→ **Brief**
Exactly as written, return every line of the data below.

Stored items from a collection
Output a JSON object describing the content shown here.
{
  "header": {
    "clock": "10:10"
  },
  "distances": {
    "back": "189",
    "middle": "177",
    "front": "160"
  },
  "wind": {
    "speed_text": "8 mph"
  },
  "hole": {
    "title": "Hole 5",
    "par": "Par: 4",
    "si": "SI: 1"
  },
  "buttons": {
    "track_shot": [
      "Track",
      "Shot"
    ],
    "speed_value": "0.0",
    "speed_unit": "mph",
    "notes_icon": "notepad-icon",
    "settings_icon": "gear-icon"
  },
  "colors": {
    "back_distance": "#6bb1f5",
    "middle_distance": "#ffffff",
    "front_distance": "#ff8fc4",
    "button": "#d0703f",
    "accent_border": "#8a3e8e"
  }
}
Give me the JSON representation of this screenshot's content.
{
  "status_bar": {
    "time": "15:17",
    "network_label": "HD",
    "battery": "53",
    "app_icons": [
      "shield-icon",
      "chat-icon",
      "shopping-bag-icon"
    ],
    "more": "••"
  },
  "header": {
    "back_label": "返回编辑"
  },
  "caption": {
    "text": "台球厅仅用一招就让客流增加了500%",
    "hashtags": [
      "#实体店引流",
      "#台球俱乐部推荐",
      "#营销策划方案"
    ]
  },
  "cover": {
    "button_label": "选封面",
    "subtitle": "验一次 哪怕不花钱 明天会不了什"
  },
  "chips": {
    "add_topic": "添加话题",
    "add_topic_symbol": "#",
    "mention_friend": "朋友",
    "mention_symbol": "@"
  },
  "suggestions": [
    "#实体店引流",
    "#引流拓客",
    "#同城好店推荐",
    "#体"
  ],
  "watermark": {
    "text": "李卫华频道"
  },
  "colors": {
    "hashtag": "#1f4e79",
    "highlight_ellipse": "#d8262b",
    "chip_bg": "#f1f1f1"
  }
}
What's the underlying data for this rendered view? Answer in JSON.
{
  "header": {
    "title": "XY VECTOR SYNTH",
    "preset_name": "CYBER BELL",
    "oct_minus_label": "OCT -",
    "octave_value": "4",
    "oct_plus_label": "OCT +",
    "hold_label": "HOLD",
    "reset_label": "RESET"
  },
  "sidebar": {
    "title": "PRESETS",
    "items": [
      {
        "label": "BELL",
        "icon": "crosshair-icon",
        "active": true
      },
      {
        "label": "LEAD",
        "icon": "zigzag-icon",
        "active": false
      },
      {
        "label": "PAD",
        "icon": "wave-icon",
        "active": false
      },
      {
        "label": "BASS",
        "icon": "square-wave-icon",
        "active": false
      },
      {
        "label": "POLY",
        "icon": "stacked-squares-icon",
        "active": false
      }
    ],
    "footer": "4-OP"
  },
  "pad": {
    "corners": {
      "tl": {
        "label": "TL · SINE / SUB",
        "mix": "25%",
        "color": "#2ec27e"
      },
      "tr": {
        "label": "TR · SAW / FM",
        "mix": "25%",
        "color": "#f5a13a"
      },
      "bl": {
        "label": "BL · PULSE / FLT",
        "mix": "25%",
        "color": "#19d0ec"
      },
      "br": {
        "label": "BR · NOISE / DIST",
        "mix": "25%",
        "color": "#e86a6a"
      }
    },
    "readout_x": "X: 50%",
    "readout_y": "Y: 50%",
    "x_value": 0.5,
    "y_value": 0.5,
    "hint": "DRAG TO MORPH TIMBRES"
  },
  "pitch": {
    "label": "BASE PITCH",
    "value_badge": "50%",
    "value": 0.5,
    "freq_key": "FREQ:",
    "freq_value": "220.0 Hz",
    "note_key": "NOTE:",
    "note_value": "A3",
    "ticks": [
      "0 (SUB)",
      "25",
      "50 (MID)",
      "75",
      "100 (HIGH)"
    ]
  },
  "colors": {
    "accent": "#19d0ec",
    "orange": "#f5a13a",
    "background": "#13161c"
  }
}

→ **Task response**
Output a JSON object describing the content shown here.
{
  "header": {
    "clock": "10:10"
  },
  "distances": {
    "back": "189",
    "middle": "177",
    "front": "160"
  },
  "wind": {
    "speed_text": "8 mph"
  },
  "hole": {
    "title": "Hole 5",
    "par": "Par: 4",
    "si": "SI: 1"
  },
  "buttons": {
    "track_shot": [
      "Track",
      "Shot"
    ],
    "speed_value": "0.0",
    "speed_unit": "mph",
    "notes_icon": "notepad-icon",
    "settings_icon": "gear-icon"
  },
  "colors": {
    "back_distance": "#6bb1f5",
    "middle_distance": "#ffffff",
    "front_distance": "#ff8fc4",
    "button": "#d0703f",
    "accent_border": "#8a3e8e"
  }
}
Give me the JSON representation of this screenshot's content.
{
  "status_bar": {
    "time": "15:17",
    "network_label": "HD",
    "battery": "53",
    "app_icons": [
      "shield-icon",
      "chat-icon",
      "shopping-bag-icon"
    ],
    "more": "••"
  },
  "header": {
    "back_label": "返回编辑"
  },
  "caption": {
    "text": "台球厅仅用一招就让客流增加了500%",
    "hashtags": [
      "#实体店引流",
      "#台球俱乐部推荐",
      "#营销策划方案"
    ]
  },
  "cover": {
    "button_label": "选封面",
    "subtitle": "验一次 哪怕不花钱 明天会不了什"
  },
  "chips": {
    "add_topic": "添加话题",
    "add_topic_symbol": "#",
    "mention_friend": "朋友",
    "mention_symbol": "@"
  },
  "suggestions": [
    "#实体店引流",
    "#引流拓客",
    "#同城好店推荐",
    "#体"
  ],
  "watermark": {
    "text": "李卫华频道"
  },
  "colors": {
    "hashtag": "#1f4e79",
    "highlight_ellipse": "#d8262b",
    "chip_bg": "#f1f1f1"
  }
}
What's the underlying data for this rendered view? Answer in JSON.
{
  "header": {
    "title": "XY VECTOR SYNTH",
    "preset_name": "CYBER BELL",
    "oct_minus_label": "OCT -",
    "octave_value": "4",
    "oct_plus_label": "OCT +",
    "hold_label": "HOLD",
    "reset_label": "RESET"
  },
  "sidebar": {
    "title": "PRESETS",
    "items": [
      {
        "label": "BELL",
        "icon": "crosshair-icon",
        "active": true
      },
      {
        "label": "LEAD",
        "icon": "zigzag-icon",
        "active": false
      },
      {
        "label": "PAD",
        "icon": "wave-icon",
        "active": false
      },
      {
        "label": "BASS",
        "icon": "square-wave-icon",
        "active": false
      },
      {
        "label": "POLY",
        "icon": "stacked-squares-icon",
        "active": false
      }
    ],
    "footer": "4-OP"
  },
  "pad": {
    "corners": {
      "tl": {
        "label": "TL · SINE / SUB",
        "mix": "25%",
        "color": "#2ec27e"
      },
      "tr": {
        "label": "TR · SAW / FM",
        "mix": "25%",
        "color": "#f5a13a"
      },
      "bl": {
        "label": "BL · PULSE / FLT",
        "mix": "25%",
        "color": "#19d0ec"
      },
      "br": {
        "label": "BR · NOISE / DIST",
        "mix": "25%",
        "color": "#e86a6a"
      }
    },
    "readout_x": "X: 50%",
    "readout_y": "Y: 50%",
    "x_value": 0.5,
    "y_value": 0.5,
    "hint": "DRAG TO MORPH TIMBRES"
  },
  "pitch": {
    "label": "BASE PITCH",
    "value_badge": "50%",
    "value": 0.5,
    "freq_key": "FREQ:",
    "freq_value": "220.0 Hz",
    "note_key": "NOTE:",
    "note_value": "A3",
    "ticks": [
      "0 (SUB)",
      "25",
      "50 (MID)",
      "75",
      "100 (HIGH)"
    ]
  },
  "colors": {
    "accent": "#19d0ec",
    "orange": "#f5a13a",
    "background": "#13161c"
  }
}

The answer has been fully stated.